═════ Given information

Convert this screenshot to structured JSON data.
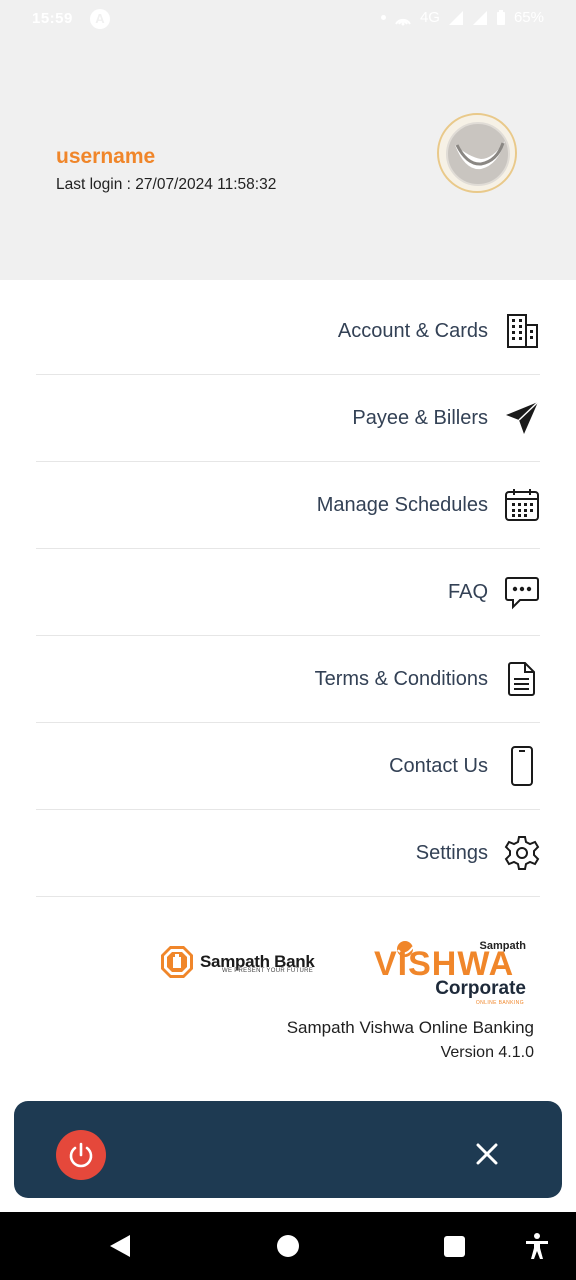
{
  "status_bar": {
    "time": "15:59",
    "notification_badge": "A",
    "network": "4G",
    "battery": "65%"
  },
  "header": {
    "username": "username",
    "last_login": "Last login : 27/07/2024 11:58:32"
  },
  "menu": {
    "items": [
      {
        "label": "Account & Cards",
        "icon": "building-icon"
      },
      {
        "label": "Payee & Billers",
        "icon": "send-icon"
      },
      {
        "label": "Manage Schedules",
        "icon": "calendar-icon"
      },
      {
        "label": "FAQ",
        "icon": "chat-icon"
      },
      {
        "label": "Terms & Conditions",
        "icon": "document-icon"
      },
      {
        "label": "Contact Us",
        "icon": "phone-icon"
      },
      {
        "label": "Settings",
        "icon": "gear-icon"
      }
    ]
  },
  "branding": {
    "sampath_bank": "Sampath Bank",
    "sampath_tagline": "WE PRESENT YOUR FUTURE",
    "vishwa_sampath": "Sampath",
    "vishwa_word": "VISHWA",
    "vishwa_corporate": "Corporate",
    "vishwa_online": "ONLINE BANKING",
    "app_name": "Sampath Vishwa Online Banking",
    "version": "Version 4.1.0"
  },
  "colors": {
    "accent": "#f0862a",
    "panel": "#1e3a52",
    "power": "#e5483b"
  }
}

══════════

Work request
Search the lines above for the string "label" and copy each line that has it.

Solution for this problem
        "label": "Account & Cards",
        "label": "Payee & Billers",
        "label": "Manage Schedules",
        "label": "FAQ",
        "label": "Terms & Conditions",
        "label": "Contact Us",
        "label": "Settings",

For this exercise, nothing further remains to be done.